Task:
From the listing below, extract each line containing the string "into".

Material for this exercise:

::::::::

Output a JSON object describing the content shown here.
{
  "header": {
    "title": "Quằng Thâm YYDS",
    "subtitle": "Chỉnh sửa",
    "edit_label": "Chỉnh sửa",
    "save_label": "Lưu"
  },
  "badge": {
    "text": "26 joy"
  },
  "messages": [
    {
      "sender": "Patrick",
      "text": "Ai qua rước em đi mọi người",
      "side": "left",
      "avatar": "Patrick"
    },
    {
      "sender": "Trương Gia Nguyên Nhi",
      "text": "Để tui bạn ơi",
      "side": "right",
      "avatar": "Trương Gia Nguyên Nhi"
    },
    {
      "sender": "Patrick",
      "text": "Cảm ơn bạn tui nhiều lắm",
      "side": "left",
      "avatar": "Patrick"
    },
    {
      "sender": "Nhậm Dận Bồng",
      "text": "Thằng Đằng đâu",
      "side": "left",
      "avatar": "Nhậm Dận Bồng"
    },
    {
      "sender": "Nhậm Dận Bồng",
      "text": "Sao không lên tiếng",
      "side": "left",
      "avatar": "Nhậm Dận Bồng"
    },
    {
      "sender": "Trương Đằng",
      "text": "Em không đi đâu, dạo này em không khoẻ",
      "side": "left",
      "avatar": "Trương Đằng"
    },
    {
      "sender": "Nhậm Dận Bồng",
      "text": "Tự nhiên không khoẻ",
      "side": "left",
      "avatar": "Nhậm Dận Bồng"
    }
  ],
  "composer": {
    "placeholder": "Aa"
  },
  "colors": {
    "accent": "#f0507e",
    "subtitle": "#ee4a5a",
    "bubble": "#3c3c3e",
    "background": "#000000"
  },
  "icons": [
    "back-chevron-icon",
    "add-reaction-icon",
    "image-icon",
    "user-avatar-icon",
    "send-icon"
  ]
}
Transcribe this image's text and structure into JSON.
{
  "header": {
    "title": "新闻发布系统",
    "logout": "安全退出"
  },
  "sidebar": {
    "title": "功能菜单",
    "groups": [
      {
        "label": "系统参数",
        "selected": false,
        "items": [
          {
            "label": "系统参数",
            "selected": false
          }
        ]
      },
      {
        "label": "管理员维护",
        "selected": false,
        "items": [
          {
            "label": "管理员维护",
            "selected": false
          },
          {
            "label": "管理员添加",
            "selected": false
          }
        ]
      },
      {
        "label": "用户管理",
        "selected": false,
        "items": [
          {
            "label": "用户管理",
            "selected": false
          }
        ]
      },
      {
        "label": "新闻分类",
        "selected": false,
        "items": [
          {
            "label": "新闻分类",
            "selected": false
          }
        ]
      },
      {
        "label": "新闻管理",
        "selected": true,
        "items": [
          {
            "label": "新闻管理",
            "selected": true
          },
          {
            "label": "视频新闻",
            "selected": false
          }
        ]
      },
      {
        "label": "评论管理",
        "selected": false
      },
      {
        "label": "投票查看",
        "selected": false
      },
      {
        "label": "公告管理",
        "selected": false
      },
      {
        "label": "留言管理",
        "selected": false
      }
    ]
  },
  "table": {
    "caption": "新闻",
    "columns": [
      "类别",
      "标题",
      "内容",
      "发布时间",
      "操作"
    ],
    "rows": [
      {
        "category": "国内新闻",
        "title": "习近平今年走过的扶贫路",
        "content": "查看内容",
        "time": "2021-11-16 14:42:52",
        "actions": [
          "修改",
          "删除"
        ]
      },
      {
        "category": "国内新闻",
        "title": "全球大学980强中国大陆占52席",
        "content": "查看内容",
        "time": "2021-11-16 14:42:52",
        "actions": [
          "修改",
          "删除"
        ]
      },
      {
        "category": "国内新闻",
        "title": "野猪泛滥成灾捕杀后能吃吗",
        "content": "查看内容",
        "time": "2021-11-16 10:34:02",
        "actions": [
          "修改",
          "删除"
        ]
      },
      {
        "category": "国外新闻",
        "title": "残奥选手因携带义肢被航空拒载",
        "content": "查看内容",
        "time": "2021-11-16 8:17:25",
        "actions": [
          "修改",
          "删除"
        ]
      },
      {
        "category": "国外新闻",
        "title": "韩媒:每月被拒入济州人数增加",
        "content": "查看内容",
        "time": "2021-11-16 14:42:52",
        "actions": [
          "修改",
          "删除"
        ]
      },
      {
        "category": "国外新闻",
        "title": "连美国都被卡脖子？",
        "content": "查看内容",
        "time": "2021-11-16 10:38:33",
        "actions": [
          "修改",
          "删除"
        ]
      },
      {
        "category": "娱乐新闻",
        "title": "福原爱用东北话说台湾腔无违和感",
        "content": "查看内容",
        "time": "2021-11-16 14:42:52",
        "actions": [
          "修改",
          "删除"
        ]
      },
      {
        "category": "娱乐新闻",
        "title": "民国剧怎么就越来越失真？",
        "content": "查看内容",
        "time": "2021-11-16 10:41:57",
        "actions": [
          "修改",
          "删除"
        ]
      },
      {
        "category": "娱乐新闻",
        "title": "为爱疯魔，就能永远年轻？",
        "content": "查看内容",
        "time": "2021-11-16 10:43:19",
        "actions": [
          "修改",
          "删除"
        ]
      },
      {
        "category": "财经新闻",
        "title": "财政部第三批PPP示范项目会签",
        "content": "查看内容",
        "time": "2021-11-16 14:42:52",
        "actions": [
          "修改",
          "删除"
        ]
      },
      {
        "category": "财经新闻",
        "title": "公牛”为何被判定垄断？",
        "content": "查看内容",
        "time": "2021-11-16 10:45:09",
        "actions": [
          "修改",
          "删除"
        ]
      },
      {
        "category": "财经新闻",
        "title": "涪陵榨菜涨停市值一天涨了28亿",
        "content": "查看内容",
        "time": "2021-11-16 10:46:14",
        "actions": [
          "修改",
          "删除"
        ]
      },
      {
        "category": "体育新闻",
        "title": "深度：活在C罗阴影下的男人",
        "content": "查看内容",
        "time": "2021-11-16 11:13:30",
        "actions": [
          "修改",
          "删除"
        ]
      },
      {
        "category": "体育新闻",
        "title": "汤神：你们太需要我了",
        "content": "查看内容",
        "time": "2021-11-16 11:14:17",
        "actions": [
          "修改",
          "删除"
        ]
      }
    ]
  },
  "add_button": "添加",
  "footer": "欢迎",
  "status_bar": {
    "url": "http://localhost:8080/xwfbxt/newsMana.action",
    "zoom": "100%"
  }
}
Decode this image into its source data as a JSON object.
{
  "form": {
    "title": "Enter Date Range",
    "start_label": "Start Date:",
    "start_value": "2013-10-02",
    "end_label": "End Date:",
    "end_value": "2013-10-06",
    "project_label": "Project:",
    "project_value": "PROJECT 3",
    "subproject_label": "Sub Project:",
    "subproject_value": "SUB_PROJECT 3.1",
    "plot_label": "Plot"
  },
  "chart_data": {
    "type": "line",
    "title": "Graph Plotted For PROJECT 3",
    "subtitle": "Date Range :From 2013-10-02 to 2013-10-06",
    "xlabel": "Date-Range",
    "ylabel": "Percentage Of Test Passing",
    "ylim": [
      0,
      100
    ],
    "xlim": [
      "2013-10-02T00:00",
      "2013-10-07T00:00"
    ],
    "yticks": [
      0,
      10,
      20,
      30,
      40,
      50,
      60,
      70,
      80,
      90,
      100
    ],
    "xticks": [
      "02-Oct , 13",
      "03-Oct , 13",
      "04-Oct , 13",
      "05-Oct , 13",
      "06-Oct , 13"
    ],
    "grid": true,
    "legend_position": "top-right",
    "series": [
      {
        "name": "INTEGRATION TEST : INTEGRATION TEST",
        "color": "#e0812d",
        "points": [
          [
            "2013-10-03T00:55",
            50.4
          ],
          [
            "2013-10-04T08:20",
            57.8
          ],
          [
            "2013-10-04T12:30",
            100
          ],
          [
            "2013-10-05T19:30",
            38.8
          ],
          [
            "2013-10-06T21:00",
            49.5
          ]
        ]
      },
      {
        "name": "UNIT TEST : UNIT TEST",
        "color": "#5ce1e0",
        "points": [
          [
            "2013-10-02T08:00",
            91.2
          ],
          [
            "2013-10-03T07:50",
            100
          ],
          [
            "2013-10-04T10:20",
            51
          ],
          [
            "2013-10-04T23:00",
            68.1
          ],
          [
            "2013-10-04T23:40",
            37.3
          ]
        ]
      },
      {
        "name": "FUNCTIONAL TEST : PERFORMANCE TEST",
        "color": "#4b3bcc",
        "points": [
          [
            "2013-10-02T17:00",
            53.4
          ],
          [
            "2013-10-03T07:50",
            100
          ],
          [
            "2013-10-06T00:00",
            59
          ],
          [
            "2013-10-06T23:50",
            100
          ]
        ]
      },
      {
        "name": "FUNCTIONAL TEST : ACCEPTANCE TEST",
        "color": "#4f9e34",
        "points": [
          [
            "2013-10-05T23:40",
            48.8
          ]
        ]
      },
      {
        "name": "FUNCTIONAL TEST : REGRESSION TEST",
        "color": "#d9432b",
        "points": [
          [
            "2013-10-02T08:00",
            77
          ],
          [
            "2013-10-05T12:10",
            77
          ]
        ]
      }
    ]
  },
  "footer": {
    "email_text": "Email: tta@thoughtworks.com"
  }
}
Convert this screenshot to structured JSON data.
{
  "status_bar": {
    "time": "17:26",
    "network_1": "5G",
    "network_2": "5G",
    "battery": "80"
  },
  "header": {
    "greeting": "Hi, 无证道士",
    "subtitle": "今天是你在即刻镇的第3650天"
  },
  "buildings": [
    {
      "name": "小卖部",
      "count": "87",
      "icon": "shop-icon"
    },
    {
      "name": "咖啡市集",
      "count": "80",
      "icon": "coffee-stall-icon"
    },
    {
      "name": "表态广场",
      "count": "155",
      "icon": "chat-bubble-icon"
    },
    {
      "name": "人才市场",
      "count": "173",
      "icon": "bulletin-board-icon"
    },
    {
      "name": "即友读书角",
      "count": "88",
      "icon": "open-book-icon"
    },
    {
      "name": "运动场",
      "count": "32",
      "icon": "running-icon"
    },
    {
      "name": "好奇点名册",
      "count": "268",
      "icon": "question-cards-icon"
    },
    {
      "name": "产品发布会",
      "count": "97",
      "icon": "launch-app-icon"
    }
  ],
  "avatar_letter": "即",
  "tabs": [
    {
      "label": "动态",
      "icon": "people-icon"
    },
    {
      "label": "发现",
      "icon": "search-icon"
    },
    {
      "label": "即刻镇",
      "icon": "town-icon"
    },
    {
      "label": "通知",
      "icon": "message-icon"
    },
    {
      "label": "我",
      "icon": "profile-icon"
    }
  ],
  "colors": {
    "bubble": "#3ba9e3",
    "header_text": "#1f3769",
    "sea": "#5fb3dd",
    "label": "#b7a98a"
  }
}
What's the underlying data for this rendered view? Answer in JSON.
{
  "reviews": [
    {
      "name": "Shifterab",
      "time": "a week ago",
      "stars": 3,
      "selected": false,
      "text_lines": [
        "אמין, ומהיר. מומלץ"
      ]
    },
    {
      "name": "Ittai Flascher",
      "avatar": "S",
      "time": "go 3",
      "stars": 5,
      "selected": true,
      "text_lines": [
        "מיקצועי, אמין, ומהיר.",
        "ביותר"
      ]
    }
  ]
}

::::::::

Task response:
Transcribe this image's text and structure into JSON.
Decode this image into its source data as a JSON object.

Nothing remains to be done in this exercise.